■ Task to carry out ■
Scan the entries below, and for each line that includes the word "Einstellungen", make a copy.
--- Records for this task ---
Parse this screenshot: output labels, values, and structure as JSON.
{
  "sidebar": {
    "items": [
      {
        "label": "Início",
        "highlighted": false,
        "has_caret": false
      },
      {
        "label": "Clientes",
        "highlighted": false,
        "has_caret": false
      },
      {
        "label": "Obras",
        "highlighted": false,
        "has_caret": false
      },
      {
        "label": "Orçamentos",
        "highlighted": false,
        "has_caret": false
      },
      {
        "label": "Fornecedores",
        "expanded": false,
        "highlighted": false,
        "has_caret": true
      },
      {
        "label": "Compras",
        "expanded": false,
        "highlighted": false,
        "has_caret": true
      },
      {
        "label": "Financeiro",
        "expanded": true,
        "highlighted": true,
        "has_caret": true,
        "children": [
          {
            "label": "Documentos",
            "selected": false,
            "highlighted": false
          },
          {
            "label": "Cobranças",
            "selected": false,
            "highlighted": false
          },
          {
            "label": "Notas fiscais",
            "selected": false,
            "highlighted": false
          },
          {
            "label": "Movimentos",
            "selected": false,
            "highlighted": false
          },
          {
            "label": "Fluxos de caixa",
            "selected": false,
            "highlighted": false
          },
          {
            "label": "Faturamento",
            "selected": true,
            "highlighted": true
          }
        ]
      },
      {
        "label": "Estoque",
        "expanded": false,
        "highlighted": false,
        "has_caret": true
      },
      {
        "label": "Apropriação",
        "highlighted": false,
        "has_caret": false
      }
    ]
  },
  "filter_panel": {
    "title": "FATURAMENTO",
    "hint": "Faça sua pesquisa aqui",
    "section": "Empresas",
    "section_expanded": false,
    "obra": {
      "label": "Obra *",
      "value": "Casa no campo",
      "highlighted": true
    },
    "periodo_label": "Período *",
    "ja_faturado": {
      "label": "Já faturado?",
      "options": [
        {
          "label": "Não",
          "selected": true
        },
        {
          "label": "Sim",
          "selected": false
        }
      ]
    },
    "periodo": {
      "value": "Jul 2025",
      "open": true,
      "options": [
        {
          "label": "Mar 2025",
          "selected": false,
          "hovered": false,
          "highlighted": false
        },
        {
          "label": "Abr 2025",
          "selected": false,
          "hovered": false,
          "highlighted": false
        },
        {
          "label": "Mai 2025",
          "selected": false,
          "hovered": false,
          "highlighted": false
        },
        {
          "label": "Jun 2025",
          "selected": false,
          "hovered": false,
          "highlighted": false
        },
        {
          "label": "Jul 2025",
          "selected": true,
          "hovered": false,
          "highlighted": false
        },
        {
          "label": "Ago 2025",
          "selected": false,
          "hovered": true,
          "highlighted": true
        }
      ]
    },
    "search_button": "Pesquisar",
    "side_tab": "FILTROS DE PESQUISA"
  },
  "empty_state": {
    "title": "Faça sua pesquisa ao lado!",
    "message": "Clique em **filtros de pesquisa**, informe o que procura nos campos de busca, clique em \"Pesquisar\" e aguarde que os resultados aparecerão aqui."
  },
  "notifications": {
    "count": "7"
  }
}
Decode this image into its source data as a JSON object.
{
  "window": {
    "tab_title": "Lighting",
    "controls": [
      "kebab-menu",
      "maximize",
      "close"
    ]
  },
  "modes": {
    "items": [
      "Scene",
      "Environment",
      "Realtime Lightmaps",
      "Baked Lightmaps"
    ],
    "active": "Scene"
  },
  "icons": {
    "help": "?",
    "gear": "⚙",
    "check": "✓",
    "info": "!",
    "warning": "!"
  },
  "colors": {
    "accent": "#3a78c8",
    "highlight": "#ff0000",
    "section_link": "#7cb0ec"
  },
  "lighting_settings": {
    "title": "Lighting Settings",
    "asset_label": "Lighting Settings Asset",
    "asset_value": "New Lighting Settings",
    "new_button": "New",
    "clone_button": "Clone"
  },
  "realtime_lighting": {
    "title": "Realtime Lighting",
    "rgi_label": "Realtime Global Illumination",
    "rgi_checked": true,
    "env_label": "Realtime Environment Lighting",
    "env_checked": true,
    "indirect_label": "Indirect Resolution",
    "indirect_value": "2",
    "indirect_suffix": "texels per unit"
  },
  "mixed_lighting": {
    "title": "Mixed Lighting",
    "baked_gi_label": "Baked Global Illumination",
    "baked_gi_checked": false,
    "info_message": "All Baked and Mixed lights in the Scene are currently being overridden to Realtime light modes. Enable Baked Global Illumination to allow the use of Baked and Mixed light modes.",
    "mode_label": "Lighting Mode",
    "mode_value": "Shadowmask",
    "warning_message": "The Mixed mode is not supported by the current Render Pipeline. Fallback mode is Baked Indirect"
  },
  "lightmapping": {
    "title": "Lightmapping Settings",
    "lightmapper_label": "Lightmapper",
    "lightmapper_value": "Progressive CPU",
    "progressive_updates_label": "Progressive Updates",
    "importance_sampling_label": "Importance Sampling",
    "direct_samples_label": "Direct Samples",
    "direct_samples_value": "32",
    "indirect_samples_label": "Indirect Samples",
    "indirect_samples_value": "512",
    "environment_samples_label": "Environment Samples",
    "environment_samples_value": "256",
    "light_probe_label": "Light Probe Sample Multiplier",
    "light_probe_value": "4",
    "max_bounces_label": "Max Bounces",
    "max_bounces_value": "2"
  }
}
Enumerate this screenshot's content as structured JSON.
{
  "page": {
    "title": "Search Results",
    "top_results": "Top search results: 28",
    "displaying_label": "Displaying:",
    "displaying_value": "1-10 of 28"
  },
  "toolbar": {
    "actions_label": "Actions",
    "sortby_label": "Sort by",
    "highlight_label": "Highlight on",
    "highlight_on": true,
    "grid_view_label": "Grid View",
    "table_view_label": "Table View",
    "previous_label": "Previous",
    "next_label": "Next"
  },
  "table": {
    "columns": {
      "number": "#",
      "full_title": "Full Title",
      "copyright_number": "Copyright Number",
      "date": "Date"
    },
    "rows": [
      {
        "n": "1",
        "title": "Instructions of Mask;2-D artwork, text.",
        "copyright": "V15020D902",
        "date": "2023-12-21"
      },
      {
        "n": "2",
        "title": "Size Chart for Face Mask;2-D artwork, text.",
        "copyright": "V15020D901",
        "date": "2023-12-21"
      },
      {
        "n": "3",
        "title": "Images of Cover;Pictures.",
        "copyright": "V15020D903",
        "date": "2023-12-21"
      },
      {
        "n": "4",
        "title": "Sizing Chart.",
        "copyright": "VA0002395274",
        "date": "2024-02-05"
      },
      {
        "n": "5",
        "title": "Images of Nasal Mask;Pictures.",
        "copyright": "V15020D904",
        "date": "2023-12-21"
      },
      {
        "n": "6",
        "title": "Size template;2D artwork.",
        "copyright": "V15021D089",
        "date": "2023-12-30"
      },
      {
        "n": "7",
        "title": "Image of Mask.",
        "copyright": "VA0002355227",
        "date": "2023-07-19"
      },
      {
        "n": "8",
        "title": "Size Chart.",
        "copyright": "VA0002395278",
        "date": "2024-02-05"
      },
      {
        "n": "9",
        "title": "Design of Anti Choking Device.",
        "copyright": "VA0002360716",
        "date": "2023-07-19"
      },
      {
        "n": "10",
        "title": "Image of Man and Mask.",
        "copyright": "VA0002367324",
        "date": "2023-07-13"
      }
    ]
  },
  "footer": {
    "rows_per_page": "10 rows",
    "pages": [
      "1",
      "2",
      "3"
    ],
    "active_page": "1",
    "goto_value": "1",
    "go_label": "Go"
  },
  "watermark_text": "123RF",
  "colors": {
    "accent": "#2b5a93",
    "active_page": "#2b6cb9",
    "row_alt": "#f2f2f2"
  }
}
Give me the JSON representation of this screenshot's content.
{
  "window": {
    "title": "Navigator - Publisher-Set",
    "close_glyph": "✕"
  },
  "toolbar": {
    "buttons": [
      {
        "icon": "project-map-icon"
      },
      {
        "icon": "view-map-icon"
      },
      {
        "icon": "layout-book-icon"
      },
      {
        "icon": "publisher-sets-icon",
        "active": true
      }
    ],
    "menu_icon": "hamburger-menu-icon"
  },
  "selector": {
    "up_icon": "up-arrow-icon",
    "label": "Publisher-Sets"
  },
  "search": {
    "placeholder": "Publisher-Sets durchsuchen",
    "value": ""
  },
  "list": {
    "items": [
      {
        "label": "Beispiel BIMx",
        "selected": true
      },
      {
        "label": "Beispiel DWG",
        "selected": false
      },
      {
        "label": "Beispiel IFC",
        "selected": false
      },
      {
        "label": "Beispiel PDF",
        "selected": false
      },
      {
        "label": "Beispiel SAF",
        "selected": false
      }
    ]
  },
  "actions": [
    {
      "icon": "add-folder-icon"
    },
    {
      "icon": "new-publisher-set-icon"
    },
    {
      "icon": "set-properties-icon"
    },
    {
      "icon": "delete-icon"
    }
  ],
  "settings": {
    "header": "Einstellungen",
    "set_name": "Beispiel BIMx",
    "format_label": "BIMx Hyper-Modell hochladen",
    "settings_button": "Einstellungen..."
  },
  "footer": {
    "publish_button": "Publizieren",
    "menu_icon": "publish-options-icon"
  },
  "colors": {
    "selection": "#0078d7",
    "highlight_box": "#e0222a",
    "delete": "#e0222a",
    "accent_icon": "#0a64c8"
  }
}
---
■ Solution to this task ■
    "header": "Einstellungen",
    "settings_button": "Einstellungen..."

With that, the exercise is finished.